Profile security concept
So, what is a profile on mobile devices and why would you need one? A profile is essentially a set of configurations and security settings that can be reused and used on any particular category of users and devices. This is generally created by the administrator of the mobile management team. Now, as you have noticed already, this profile is typically used in larger down to any size organizations where it shines well.
The profile configuration is done via management software like mobile device management (MDM) or any such application, for instance, Apple Configurator. These profiles format often comes in text-based files, eXtensible Markup Language (XML) format. They are then sent to the devices that require them. These profiles have no one standard and are generally developed by the need and requirements of the organization.
This is highly modifiable and you can also develop a profile for any specific kind of devices, operating systems, or platforms.
When would you need a profile though? Anytime, when a business has more layers of hierarchies in its management system, from low to as high as the CEO, and the employees of the company use the company-owned device or BYOD, or a hybrid of both. In such cases, this profile will work as something like the Windows operating system’s users and groups management system does.
This is incredibly useful in terms of the management system. You do not want to give authority to a lower level of the hierarchy in the organization the same authority a CTO or CEO would have. Having a profile would distribute the whole authority and boundary to all levels where they are applied properly. This is not only limited to the organizational structure but can go beyond the organization and to the outside people indirectly or directly involved in the business, the business partners or consultants, etc.

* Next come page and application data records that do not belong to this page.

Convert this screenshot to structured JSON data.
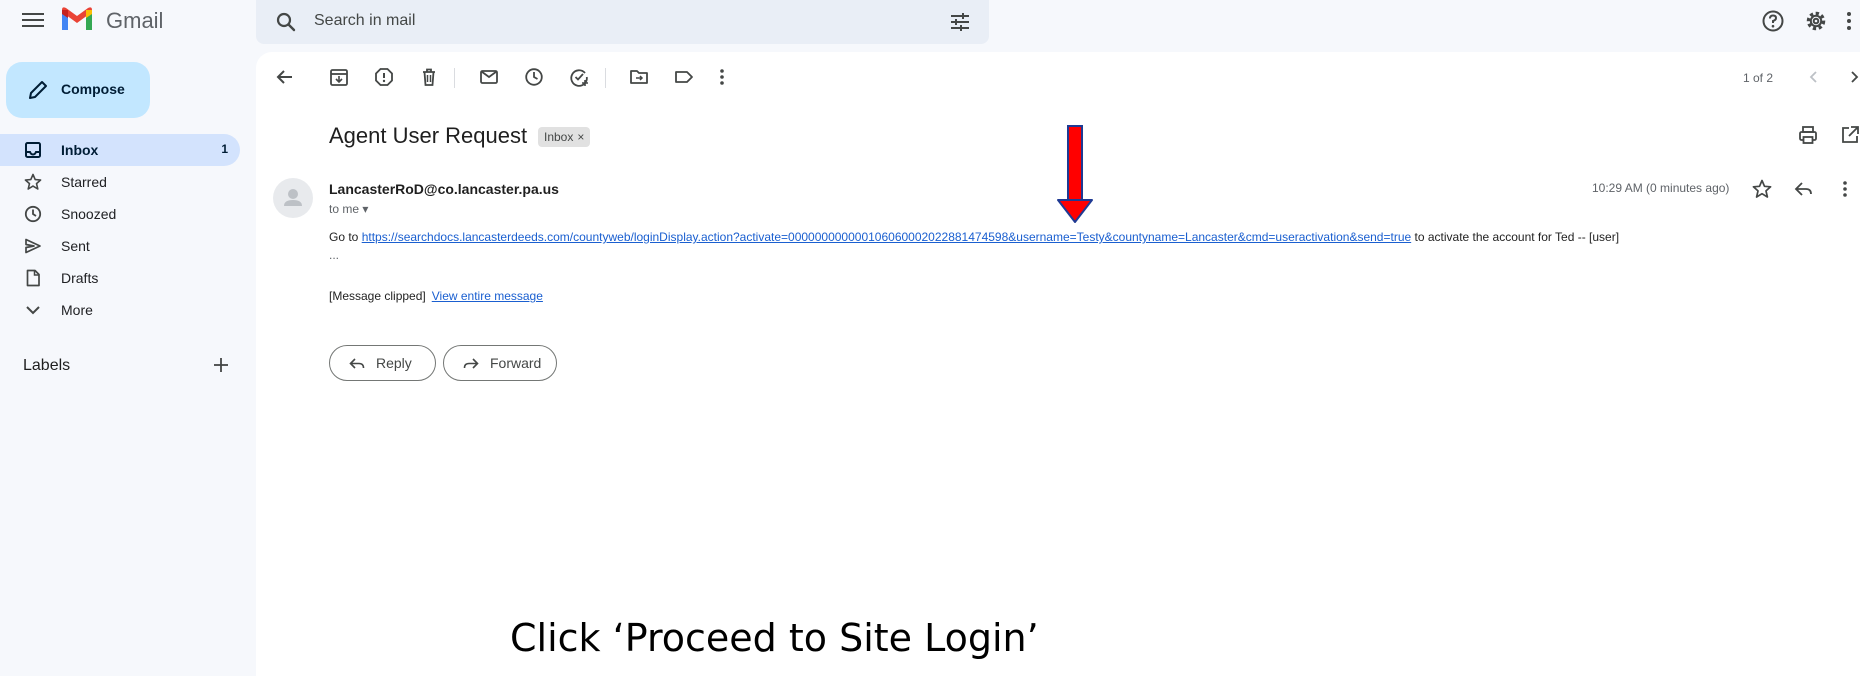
{
  "app": {
    "name": "Gmail",
    "brand_colors": {
      "red": "#ea4335",
      "blue": "#4285f4",
      "green": "#34a853",
      "yellow": "#fbbc04"
    }
  },
  "search": {
    "placeholder": "Search in mail",
    "value": "",
    "icon": "search-icon",
    "filter_icon": "tune-icon"
  },
  "topbar_icons": [
    "help-icon",
    "settings-icon",
    "more-vert-icon"
  ],
  "sidebar": {
    "compose_label": "Compose",
    "items": [
      {
        "label": "Inbox",
        "icon": "inbox-icon",
        "count": "1",
        "active": true
      },
      {
        "label": "Starred",
        "icon": "star-icon",
        "count": ""
      },
      {
        "label": "Snoozed",
        "icon": "clock-icon",
        "count": ""
      },
      {
        "label": "Sent",
        "icon": "send-icon",
        "count": ""
      },
      {
        "label": "Drafts",
        "icon": "draft-icon",
        "count": ""
      },
      {
        "label": "More",
        "icon": "chevron-down-icon",
        "count": ""
      }
    ],
    "labels_header": "Labels"
  },
  "toolbar": {
    "icons": [
      "back-arrow-icon",
      "archive-icon",
      "report-spam-icon",
      "delete-icon",
      "mark-unread-icon",
      "snooze-icon",
      "add-task-icon",
      "move-to-icon",
      "label-icon",
      "more-vert-icon"
    ],
    "pager": "1 of 2"
  },
  "email": {
    "subject": "Agent User Request",
    "label_badge": "Inbox",
    "badge_close": "×",
    "sender": "LancasterRoD@co.lancaster.pa.us",
    "to": "to me",
    "timestamp": "10:29 AM (0 minutes ago)",
    "body_prefix": "Go to ",
    "link": "https://searchdocs.lancasterdeeds.com/countyweb/loginDisplay.action?activate=000000000000106060002022881474598&username=Testy&countyname=Lancaster&cmd=useractivation&send=true",
    "body_suffix": " to activate the account for Ted  --  [user]",
    "ellipsis": "...",
    "clipped_text": "[Message clipped]",
    "view_entire": "View entire message",
    "reply_label": "Reply",
    "forward_label": "Forward"
  },
  "annotation": {
    "caption": "Click ‘Proceed to Site Login’",
    "arrow_color": "#ff0000"
  }
}
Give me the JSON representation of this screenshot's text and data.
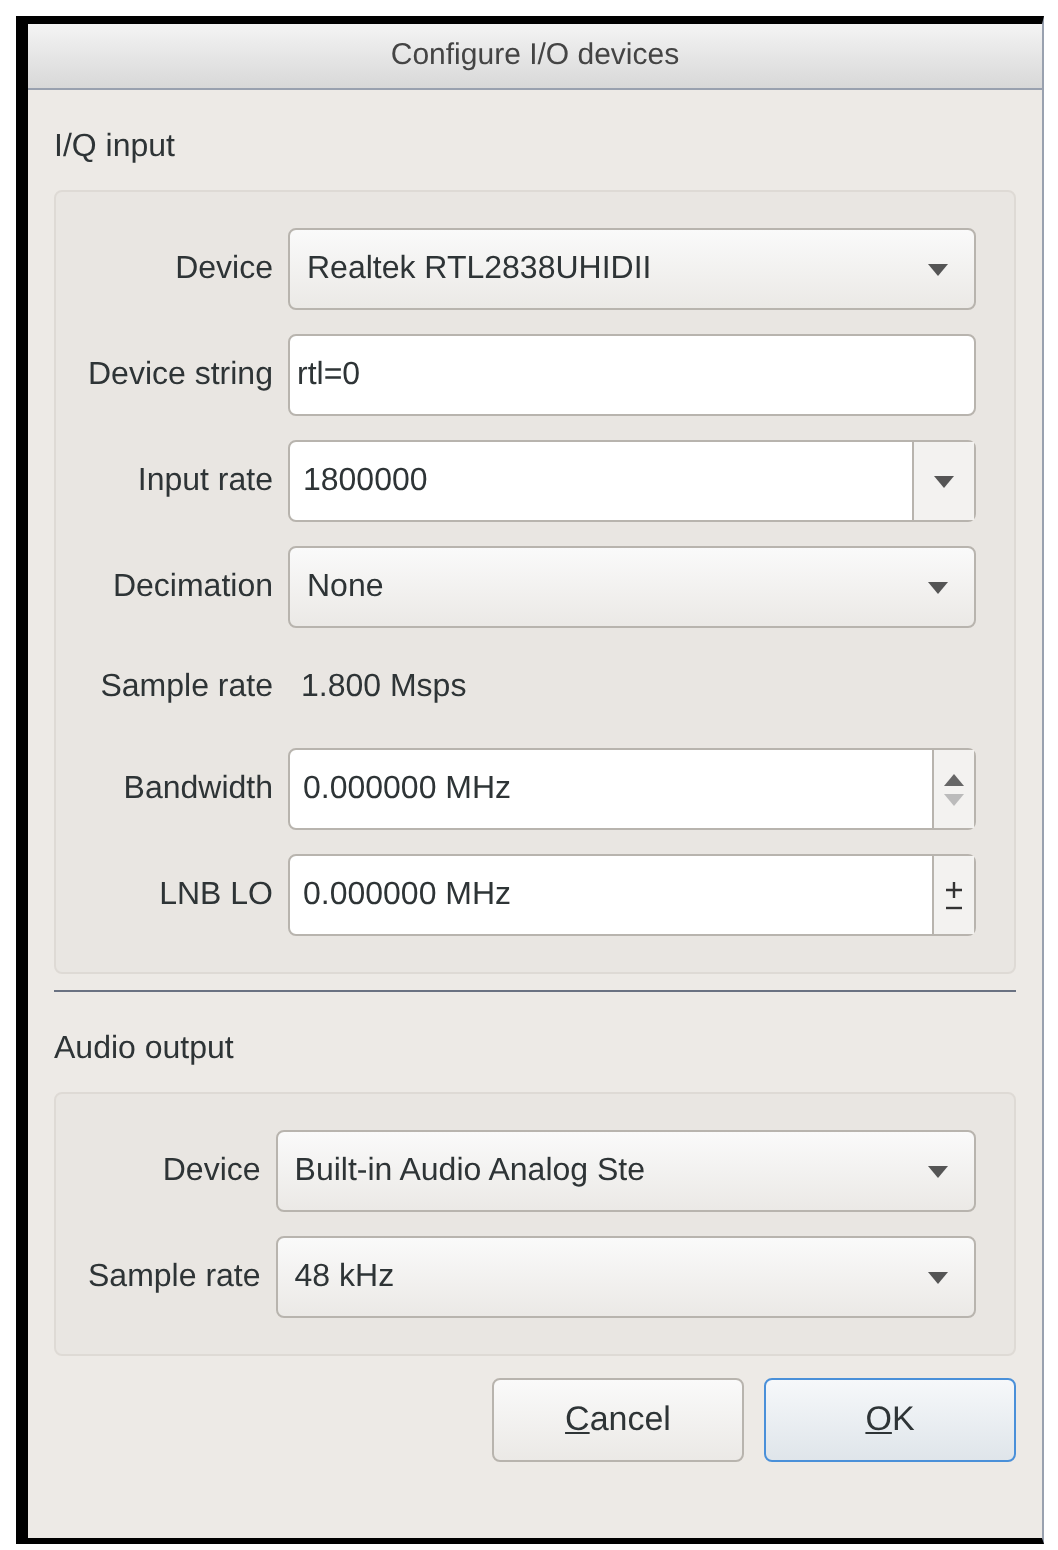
{
  "window": {
    "title": "Configure I/O devices"
  },
  "groups": [
    {
      "title": "I/Q input",
      "rows": [
        {
          "label": "Device",
          "kind": "combo",
          "value": "Realtek RTL2838UHIDII"
        },
        {
          "label": "Device string",
          "kind": "text",
          "value": "rtl=0"
        },
        {
          "label": "Input rate",
          "kind": "editable_combo",
          "value": "1800000"
        },
        {
          "label": "Decimation",
          "kind": "combo",
          "value": "None"
        },
        {
          "label": "Sample rate",
          "kind": "readout",
          "value": "1.800 Msps"
        },
        {
          "label": "Bandwidth",
          "kind": "spin_arrows",
          "value": "0.000000 MHz"
        },
        {
          "label": "LNB LO",
          "kind": "spin_plusminus",
          "value": "0.000000 MHz"
        }
      ]
    },
    {
      "title": "Audio output",
      "rows": [
        {
          "label": "Device",
          "kind": "combo",
          "value": "Built-in Audio Analog Ste"
        },
        {
          "label": "Sample rate",
          "kind": "combo",
          "value": "48 kHz"
        }
      ]
    }
  ],
  "buttons": [
    {
      "label": "Cancel",
      "default": false,
      "underline_first": true
    },
    {
      "label": "OK",
      "default": true,
      "underline_first": true
    }
  ]
}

Oftentimes, this kind of users requires a minuscule number of access to the company resources, whether it is through the company-given devices or the user’s own devices. These kinds of group specific profiles can help the company to keep their own resources where they are and keep the outsiders out with limited access to their resources. They have their own specific network configuration and security settings, or some specific VPN settings.
Why would they need access to the company’s resources depends on what business the company has with them. If they require permission to use the enterprise or business-to-business (B2B) apps that are hosted on the company server, they need permission to use the apps.
Possible issues to keep in mind
You can configure several different profiles and deploy them to a device at once, and/or based on platform, user group, and so on. Yet, one thing you guys may face is conflicts due to multiple configurations and profiles. For instance, restrictive configurations and security settings on a device profile may not stay consistent with the lesser restrictive ones in the group or user profiles.
If both are applied to the device, different configuration settings are highly likely to conflict and in some instances overwrite each other’s settings. Therefore careful attention to the precedence of profile and configurations of the MDM server may resolve the conflicts in such cases.
Another thing you wanna make sure of is that the company has profiles developed and applied to different company-owned devices versus employee-owned devices. The profile applied to BYOD devices is supposed to be quite distinct from the profiles applied to company-owned devices. These are supposed to be included in the privacy and policies of the company applied for respective categories of devices like BYOD, company-owned, or hybrid. These are extremely important to deploy some heavy security settings inside the company.